Problem requirements: The entries are to be given again in full. Every word must match.
*** Block opens ***
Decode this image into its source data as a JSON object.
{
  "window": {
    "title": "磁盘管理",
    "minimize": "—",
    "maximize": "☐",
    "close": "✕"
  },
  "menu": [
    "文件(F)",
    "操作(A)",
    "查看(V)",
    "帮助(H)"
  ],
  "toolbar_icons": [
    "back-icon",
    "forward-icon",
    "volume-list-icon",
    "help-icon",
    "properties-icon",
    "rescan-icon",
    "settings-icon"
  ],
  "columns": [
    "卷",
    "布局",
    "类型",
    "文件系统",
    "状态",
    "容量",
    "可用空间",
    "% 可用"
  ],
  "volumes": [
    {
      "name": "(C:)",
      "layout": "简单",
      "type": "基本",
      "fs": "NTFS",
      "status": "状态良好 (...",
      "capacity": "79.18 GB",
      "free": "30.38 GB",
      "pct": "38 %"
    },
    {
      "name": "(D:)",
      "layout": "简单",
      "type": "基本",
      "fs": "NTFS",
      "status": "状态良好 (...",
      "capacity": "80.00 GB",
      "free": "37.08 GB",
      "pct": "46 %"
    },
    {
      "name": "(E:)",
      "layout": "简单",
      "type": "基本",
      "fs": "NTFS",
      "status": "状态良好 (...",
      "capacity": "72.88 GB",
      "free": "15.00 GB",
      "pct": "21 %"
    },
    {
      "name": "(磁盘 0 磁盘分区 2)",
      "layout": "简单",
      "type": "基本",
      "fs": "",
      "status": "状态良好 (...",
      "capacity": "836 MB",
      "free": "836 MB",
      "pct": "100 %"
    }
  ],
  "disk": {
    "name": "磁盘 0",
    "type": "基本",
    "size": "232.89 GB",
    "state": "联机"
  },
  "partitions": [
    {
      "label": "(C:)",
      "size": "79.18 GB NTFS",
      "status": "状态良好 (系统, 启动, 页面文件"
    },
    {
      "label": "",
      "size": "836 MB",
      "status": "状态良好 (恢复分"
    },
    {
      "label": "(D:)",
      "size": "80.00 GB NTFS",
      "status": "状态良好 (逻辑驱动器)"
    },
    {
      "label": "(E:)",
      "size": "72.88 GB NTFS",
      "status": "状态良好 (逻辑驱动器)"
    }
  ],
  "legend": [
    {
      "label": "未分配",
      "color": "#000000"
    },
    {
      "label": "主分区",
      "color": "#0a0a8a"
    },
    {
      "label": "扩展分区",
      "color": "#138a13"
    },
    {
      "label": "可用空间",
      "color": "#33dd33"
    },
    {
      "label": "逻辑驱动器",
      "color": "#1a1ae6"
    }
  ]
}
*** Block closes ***
Expected output:
Decode this image into its source data as a JSON object.
{
  "window": {
    "title": "磁盘管理",
    "minimize": "—",
    "maximize": "☐",
    "close": "✕"
  },
  "menu": [
    "文件(F)",
    "操作(A)",
    "查看(V)",
    "帮助(H)"
  ],
  "toolbar_icons": [
    "back-icon",
    "forward-icon",
    "volume-list-icon",
    "help-icon",
    "properties-icon",
    "rescan-icon",
    "settings-icon"
  ],
  "columns": [
    "卷",
    "布局",
    "类型",
    "文件系统",
    "状态",
    "容量",
    "可用空间",
    "% 可用"
  ],
  "volumes": [
    {
      "name": "(C:)",
      "layout": "简单",
      "type": "基本",
      "fs": "NTFS",
      "status": "状态良好 (...",
      "capacity": "79.18 GB",
      "free": "30.38 GB",
      "pct": "38 %"
    },
    {
      "name": "(D:)",
      "layout": "简单",
      "type": "基本",
      "fs": "NTFS",
      "status": "状态良好 (...",
      "capacity": "80.00 GB",
      "free": "37.08 GB",
      "pct": "46 %"
    },
    {
      "name": "(E:)",
      "layout": "简单",
      "type": "基本",
      "fs": "NTFS",
      "status": "状态良好 (...",
      "capacity": "72.88 GB",
      "free": "15.00 GB",
      "pct": "21 %"
    },
    {
      "name": "(磁盘 0 磁盘分区 2)",
      "layout": "简单",
      "type": "基本",
      "fs": "",
      "status": "状态良好 (...",
      "capacity": "836 MB",
      "free": "836 MB",
      "pct": "100 %"
    }
  ],
  "disk": {
    "name": "磁盘 0",
    "type": "基本",
    "size": "232.89 GB",
    "state": "联机"
  },
  "partitions": [
    {
      "label": "(C:)",
      "size": "79.18 GB NTFS",
      "status": "状态良好 (系统, 启动, 页面文件"
    },
    {
      "label": "",
      "size": "836 MB",
      "status": "状态良好 (恢复分"
    },
    {
      "label": "(D:)",
      "size": "80.00 GB NTFS",
      "status": "状态良好 (逻辑驱动器)"
    },
    {
      "label": "(E:)",
      "size": "72.88 GB NTFS",
      "status": "状态良好 (逻辑驱动器)"
    }
  ],
  "legend": [
    {
      "label": "未分配",
      "color": "#000000"
    },
    {
      "label": "主分区",
      "color": "#0a0a8a"
    },
    {
      "label": "扩展分区",
      "color": "#138a13"
    },
    {
      "label": "可用空间",
      "color": "#33dd33"
    },
    {
      "label": "逻辑驱动器",
      "color": "#1a1ae6"
    }
  ]
}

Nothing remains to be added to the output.